CMS
|
Canada
June 29, 2009

Mike in Canada writes:

Glad you are making your way throughout asia. It's key we build our relationships with them.

skyfox
|
Hawaii, USA
July 2, 2009

Skyfox in Hawaii writes:

I would like to know why the FSOT was scheduled during the King Kamehameha celebration weekend in Hawaii. Was this an unintentional faux pas made by DOS testing reps., or was it an oversight by ACT? Either way, I felt it needed to be discussed. The lack of cultural sensitivity may be construed by others as a direct insensitivity by departmental officials. What if the test were held on MLK day, et alii?

I would like to believe that the State Department is a little more sensitive to cultural issues, especially in dealing with cultural issues inside our own country in the for testing schedules, especially as this is a direct reflection of potential bureaucratic insensitivity towards even outside cultures.

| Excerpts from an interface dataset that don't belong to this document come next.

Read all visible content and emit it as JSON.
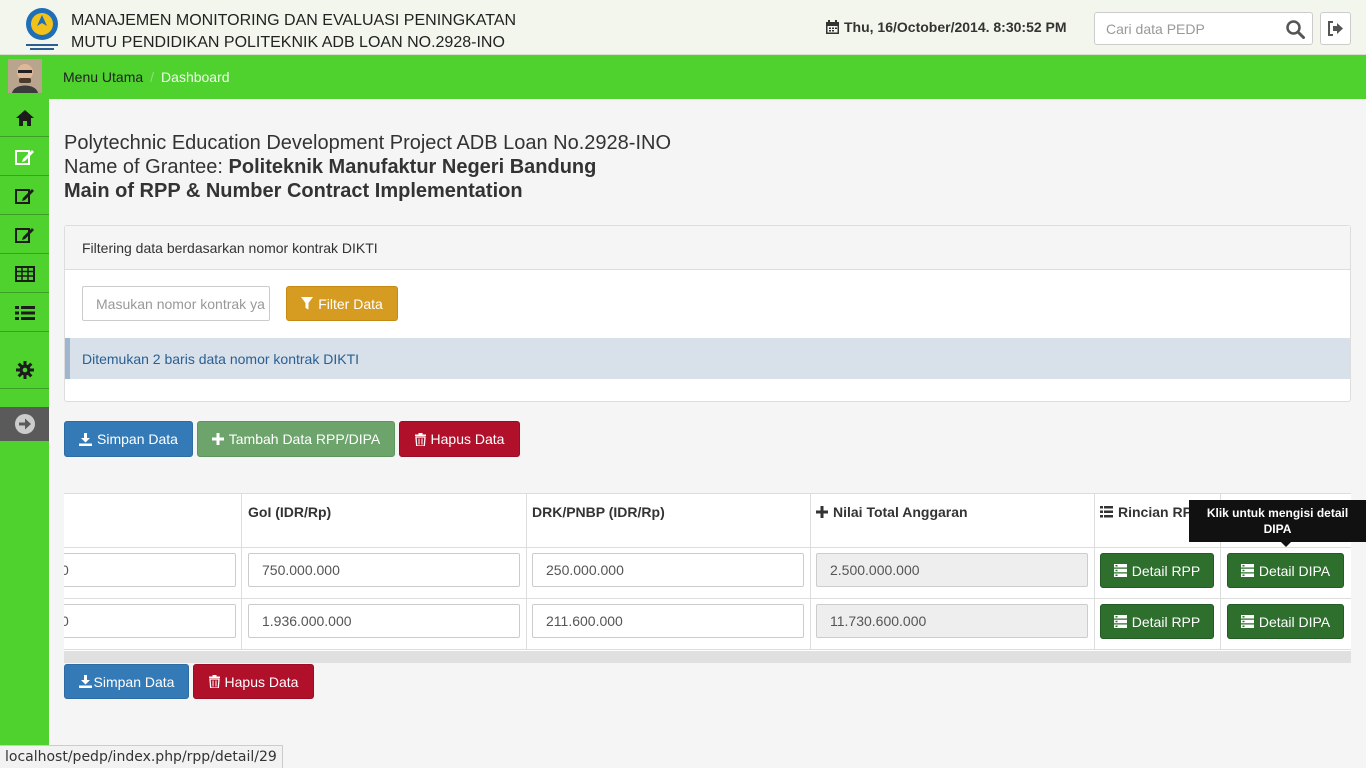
{
  "header": {
    "title_line1": "MANAJEMEN MONITORING DAN EVALUASI PENINGKATAN",
    "title_line2": "MUTU PENDIDIKAN POLITEKNIK ADB LOAN NO.2928-INO",
    "datetime": "Thu, 16/October/2014. 8:30:52 PM",
    "search_placeholder": "Cari data PEDP"
  },
  "breadcrumb": {
    "home": "Menu Utama",
    "separator": "/",
    "current": "Dashboard"
  },
  "sidebar": {
    "items": [
      "home-icon",
      "edit-icon",
      "edit-icon",
      "edit-icon",
      "table-icon",
      "list-icon",
      "gear-icon",
      "arrow-right-icon"
    ]
  },
  "heading": {
    "line1": "Polytechnic Education Development Project ADB Loan No.2928-INO",
    "grantee_label": "Name of Grantee: ",
    "grantee_name": "Politeknik Manufaktur Negeri Bandung",
    "line3": "Main of RPP & Number Contract Implementation"
  },
  "filter_panel": {
    "title": "Filtering data berdasarkan nomor kontrak DIKTI",
    "input_placeholder": "Masukan nomor kontrak ya",
    "filter_button": "Filter Data",
    "info": "Ditemukan 2 baris data nomor kontrak DIKTI"
  },
  "actions_top": {
    "save": "Simpan Data",
    "add": "Tambah Data RPP/DIPA",
    "delete": "Hapus Data"
  },
  "table": {
    "headers": {
      "goi": "GoI (IDR/Rp)",
      "drk": "DRK/PNBP (IDR/Rp)",
      "total": "Nilai Total Anggaran",
      "rincian": "Rincian RPP"
    },
    "rows": [
      {
        "first": "0",
        "goi": "750.000.000",
        "drk": "250.000.000",
        "total": "2.500.000.000",
        "rpp_button": "Detail RPP",
        "dipa_button": "Detail DIPA"
      },
      {
        "first": "0",
        "goi": "1.936.000.000",
        "drk": "211.600.000",
        "total": "11.730.600.000",
        "rpp_button": "Detail RPP",
        "dipa_button": "Detail DIPA"
      }
    ],
    "tooltip": "Klik untuk mengisi detail DIPA"
  },
  "actions_bottom": {
    "save": "Simpan Data",
    "delete": "Hapus Data"
  },
  "status_bar": {
    "url": "localhost/pedp/index.php/rpp/detail/29"
  }
}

As I had to fly to an entirely other island for testing (there are no testing centers on the Big Island), this was an added hardship that Honolulu residents did not have to factor in. I had to board two cats, make hotel and flight reservations, find the location of the testing center, etc. As I am not thoroughly acquainted with HNL, my taxi driver tried to take me to the wrong location over 15 minutes from the actually test center, even after I was specific in my directions. I hope this would be factored into the overall testing equation, as those from HNL have some distinct advantages.

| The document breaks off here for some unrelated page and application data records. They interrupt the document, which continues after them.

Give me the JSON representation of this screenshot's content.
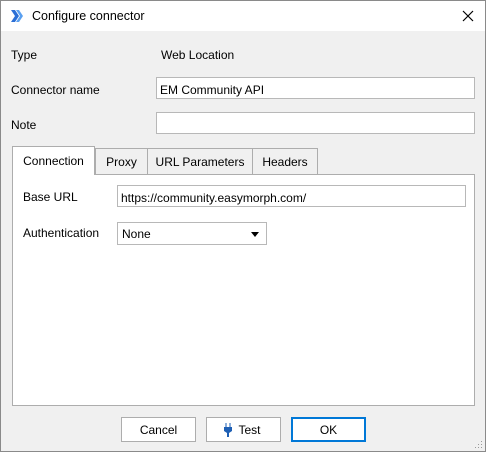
{
  "window": {
    "title": "Configure connector"
  },
  "form": {
    "type_label": "Type",
    "type_value": "Web Location",
    "name_label": "Connector name",
    "name_value": "EM Community API",
    "note_label": "Note",
    "note_value": ""
  },
  "tabs": [
    {
      "label": "Connection",
      "active": true
    },
    {
      "label": "Proxy",
      "active": false
    },
    {
      "label": "URL Parameters",
      "active": false
    },
    {
      "label": "Headers",
      "active": false
    }
  ],
  "connection": {
    "base_url_label": "Base URL",
    "base_url_value": "https://community.easymorph.com/",
    "auth_label": "Authentication",
    "auth_value": "None"
  },
  "buttons": {
    "cancel": "Cancel",
    "test": "Test",
    "ok": "OK"
  },
  "colors": {
    "accent": "#0078d7",
    "dialog_bg": "#f0f0f0",
    "panel_bg": "#ffffff"
  }
}
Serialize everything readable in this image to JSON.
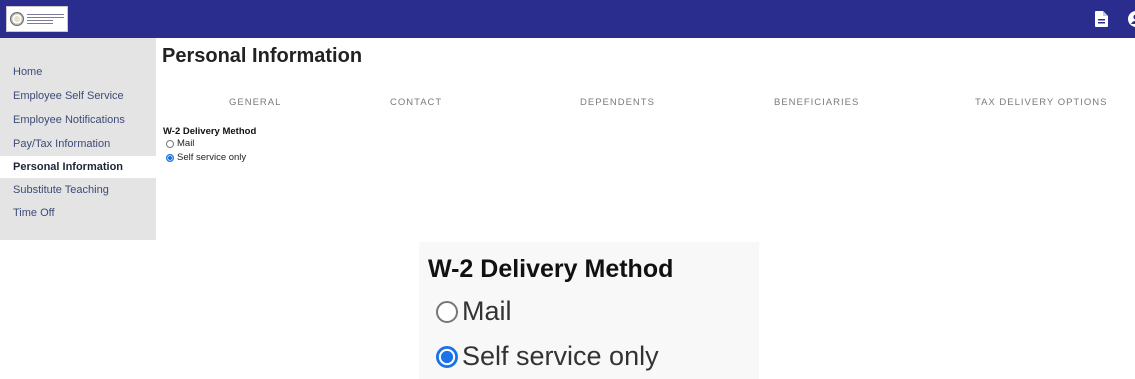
{
  "header": {
    "logo_name": "district-seal-logo",
    "icons": [
      "document-icon",
      "user-icon"
    ],
    "bar_color": "#2b2d8e"
  },
  "sidebar": {
    "items": [
      {
        "label": "Home"
      },
      {
        "label": "Employee Self Service"
      },
      {
        "label": "Employee Notifications"
      },
      {
        "label": "Pay/Tax Information"
      },
      {
        "label": "Personal Information",
        "active": true
      },
      {
        "label": "Substitute Teaching"
      },
      {
        "label": "Time Off"
      }
    ]
  },
  "main": {
    "title": "Personal Information",
    "tabs": [
      {
        "label": "GENERAL"
      },
      {
        "label": "CONTACT"
      },
      {
        "label": "DEPENDENTS"
      },
      {
        "label": "BENEFICIARIES"
      },
      {
        "label": "TAX DELIVERY OPTIONS"
      }
    ],
    "w2": {
      "heading": "W-2 Delivery Method",
      "options": [
        {
          "label": "Mail",
          "checked": false
        },
        {
          "label": "Self service only",
          "checked": true
        }
      ]
    }
  },
  "zoom_inset": {
    "heading": "W-2 Delivery Method",
    "options": [
      {
        "label": "Mail",
        "checked": false
      },
      {
        "label": "Self service only",
        "checked": true
      }
    ]
  },
  "colors": {
    "accent": "#1a73e8",
    "sidebar_bg": "#e4e4e4"
  }
}
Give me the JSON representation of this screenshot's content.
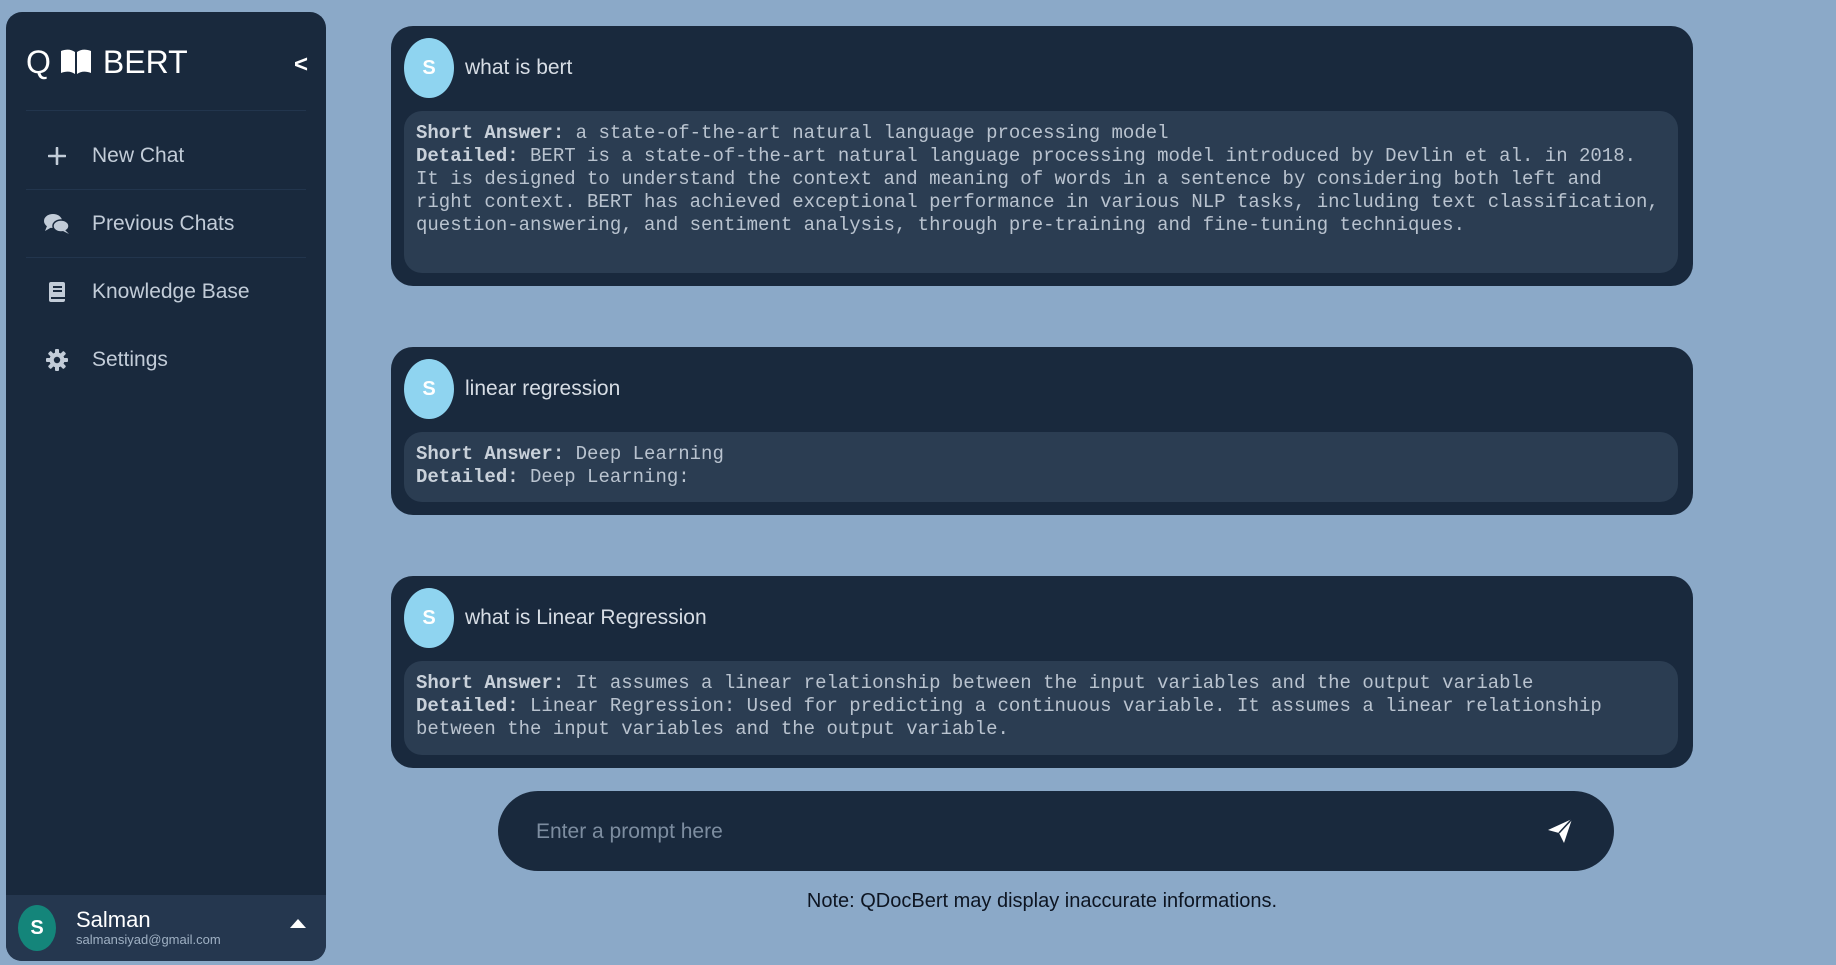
{
  "sidebar": {
    "brand": {
      "prefix": "Q",
      "name": "BERT",
      "book_icon": "open-book-icon"
    },
    "collapse_label": "<",
    "nav": [
      {
        "label": "New Chat",
        "icon": "plus-icon"
      },
      {
        "label": "Previous Chats",
        "icon": "chat-bubbles-icon"
      },
      {
        "label": "Knowledge Base",
        "icon": "book-icon"
      },
      {
        "label": "Settings",
        "icon": "gear-icon"
      }
    ],
    "user": {
      "initial": "S",
      "name": "Salman",
      "email": "salmansiyad@gmail.com"
    }
  },
  "chats": [
    {
      "initial": "S",
      "question": "what is bert",
      "short_label": "Short Answer:",
      "short_answer": " a state-of-the-art natural language processing model",
      "detailed_label": "Detailed:",
      "detailed_answer": " BERT is a state-of-the-art natural language processing model introduced by Devlin et al. in 2018. It is designed to understand the context and meaning of words in a sentence by considering both left and right context. BERT has achieved exceptional performance in various NLP tasks, including text classification, question-answering, and sentiment analysis, through pre-training and fine-tuning techniques."
    },
    {
      "initial": "S",
      "question": "linear regression",
      "short_label": "Short Answer:",
      "short_answer": " Deep Learning",
      "detailed_label": "Detailed:",
      "detailed_answer": " Deep Learning:"
    },
    {
      "initial": "S",
      "question": "what is Linear Regression",
      "short_label": "Short Answer:",
      "short_answer": " It assumes a linear relationship between the input variables and the output variable",
      "detailed_label": "Detailed:",
      "detailed_answer": " Linear Regression: Used for predicting a continuous variable. It assumes a linear relationship between the input variables and the output variable."
    }
  ],
  "prompt": {
    "placeholder": "Enter a prompt here",
    "value": "",
    "send_icon": "send-icon"
  },
  "note": "Note: QDocBert may display inaccurate informations.",
  "colors": {
    "page_bg": "#8ba9c8",
    "panel_bg": "#19293d",
    "answer_bg": "#2b3d52",
    "avatar_bg": "#8fd4f0",
    "user_avatar_bg": "#14857a"
  }
}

My biggest concern, again, was the fact that the test was administered on the weekend of a such culturally significant state holiday, which to me warranted a departmental policy concern and matter worthy of attention.

As I am part Native American Indian, I especially feel a sensitivity for and a synchronicity with many Hawaiian people and their culture. I do hope the department considers significant state holidays and the coincidence of scheduled testing that might otherwise be administered a week or two, prior or post significant state holidays.

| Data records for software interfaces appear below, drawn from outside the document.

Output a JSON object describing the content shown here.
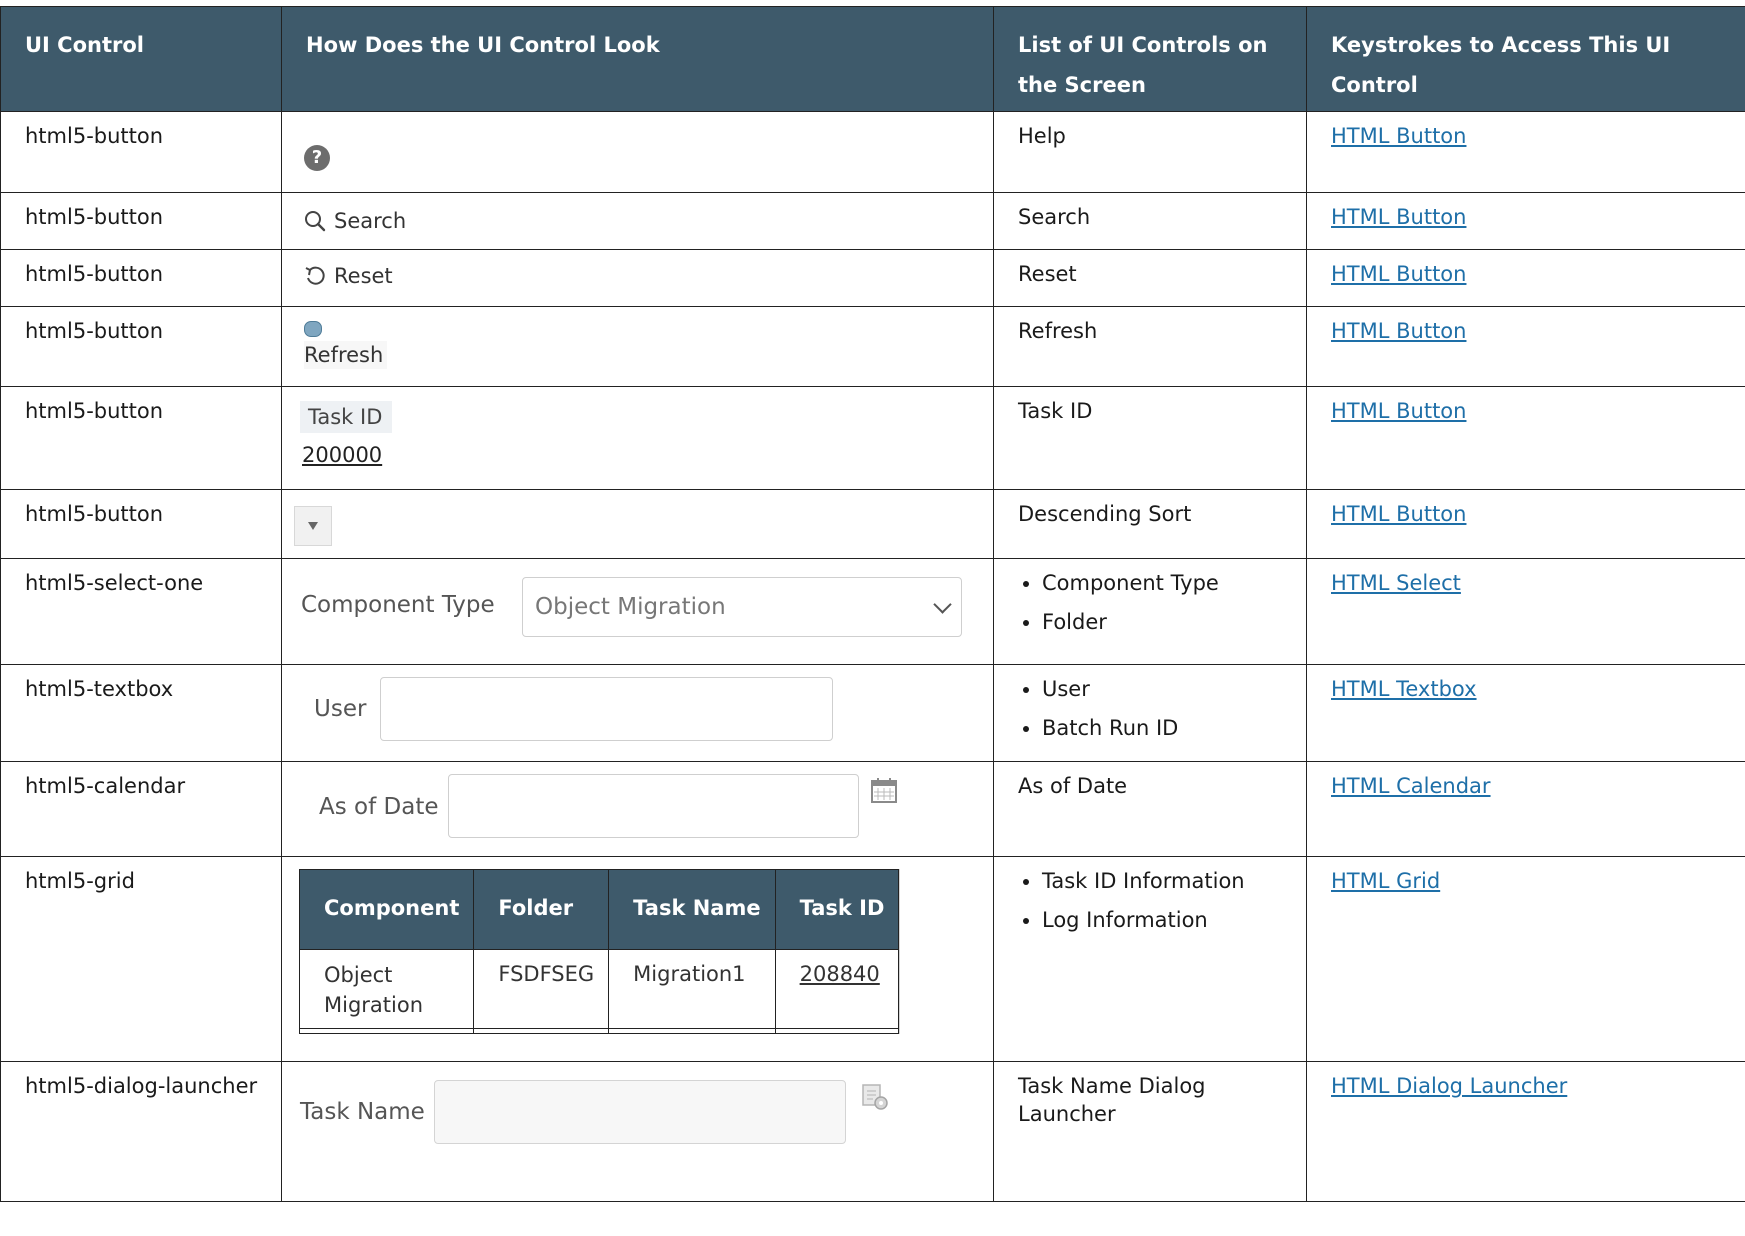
{
  "headers": {
    "ui_control": "UI Control",
    "look": "How Does the UI Control Look",
    "list": "List of UI Controls on the Screen",
    "keystrokes": "Keystrokes to Access This UI Control"
  },
  "rows": [
    {
      "control": "html5-button",
      "list": "Help",
      "link": "HTML Button"
    },
    {
      "control": "html5-button",
      "list": "Search",
      "link": "HTML Button",
      "mock_label": "Search"
    },
    {
      "control": "html5-button",
      "list": "Reset",
      "link": "HTML Button",
      "mock_label": "Reset"
    },
    {
      "control": "html5-button",
      "list": "Refresh",
      "link": "HTML Button",
      "mock_label": "Refresh"
    },
    {
      "control": "html5-button",
      "list": "Task ID",
      "link": "HTML Button",
      "mock_header": "Task ID",
      "mock_value": "200000"
    },
    {
      "control": "html5-button",
      "list": "Descending Sort",
      "link": "HTML Button"
    },
    {
      "control": "html5-select-one",
      "list_items": [
        "Component Type",
        "Folder"
      ],
      "link": "HTML Select",
      "mock_label": "Component Type",
      "mock_value": "Object Migration"
    },
    {
      "control": "html5-textbox",
      "list_items": [
        "User",
        "Batch Run ID"
      ],
      "link": "HTML Textbox",
      "mock_label": "User"
    },
    {
      "control": "html5-calendar",
      "list": "As of Date",
      "link": "HTML Calendar",
      "mock_label": "As of Date"
    },
    {
      "control": "html5-grid",
      "list_items": [
        "Task ID Information",
        "Log Information"
      ],
      "link": "HTML Grid",
      "grid": {
        "columns": [
          "Component",
          "Folder",
          "Task Name",
          "Task ID"
        ],
        "row": [
          "Object Migration",
          "FSDFSEG",
          "Migration1",
          "208840"
        ]
      }
    },
    {
      "control": "html5-dialog-launcher",
      "list": "Task Name Dialog Launcher",
      "link": "HTML Dialog Launcher",
      "mock_label": "Task Name"
    }
  ],
  "icons": [
    "help-icon",
    "search-icon",
    "reset-icon",
    "refresh-icon",
    "sort-descending-icon",
    "chevron-down-icon",
    "calendar-icon",
    "dialog-launcher-icon"
  ],
  "colors": {
    "header_bg": "#3e5a6b",
    "link": "#1e6fa8"
  }
}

Eileen
|
California, USA
July 7, 2009

Eileen in California writes:

Perhaps the Secretary can see past China, Japan and Indonesia in order to recognize the other 17 Pacific Island Nations that have been summarily neglected by U.S. diplomacy in the past 30 years. We need to validate and support the Pacific Island Nations especially in these tough economic times. We need to partner with New Zealand and Australia in providing guidance support and aid to these countries. Please don't forget to visit: the Solomon Islands, PNG, Palau, FSM, Tonga, Cook and all of the othre true "Pacific Nations" that are anxious to come to the Partners table.

Henk
|
Belgium
July 31, 2009

Henk in Belgium writes:

It is indeed important to also partner with the other countries (Pacific Island Nations). It's not because their economy doesn't grow as fast as those of China and Japan that you have to neglect them. Some of these countries are in need and are desperate for some guidance.

Henk (from Belgium)

Pages

.

Latest Stories

Pages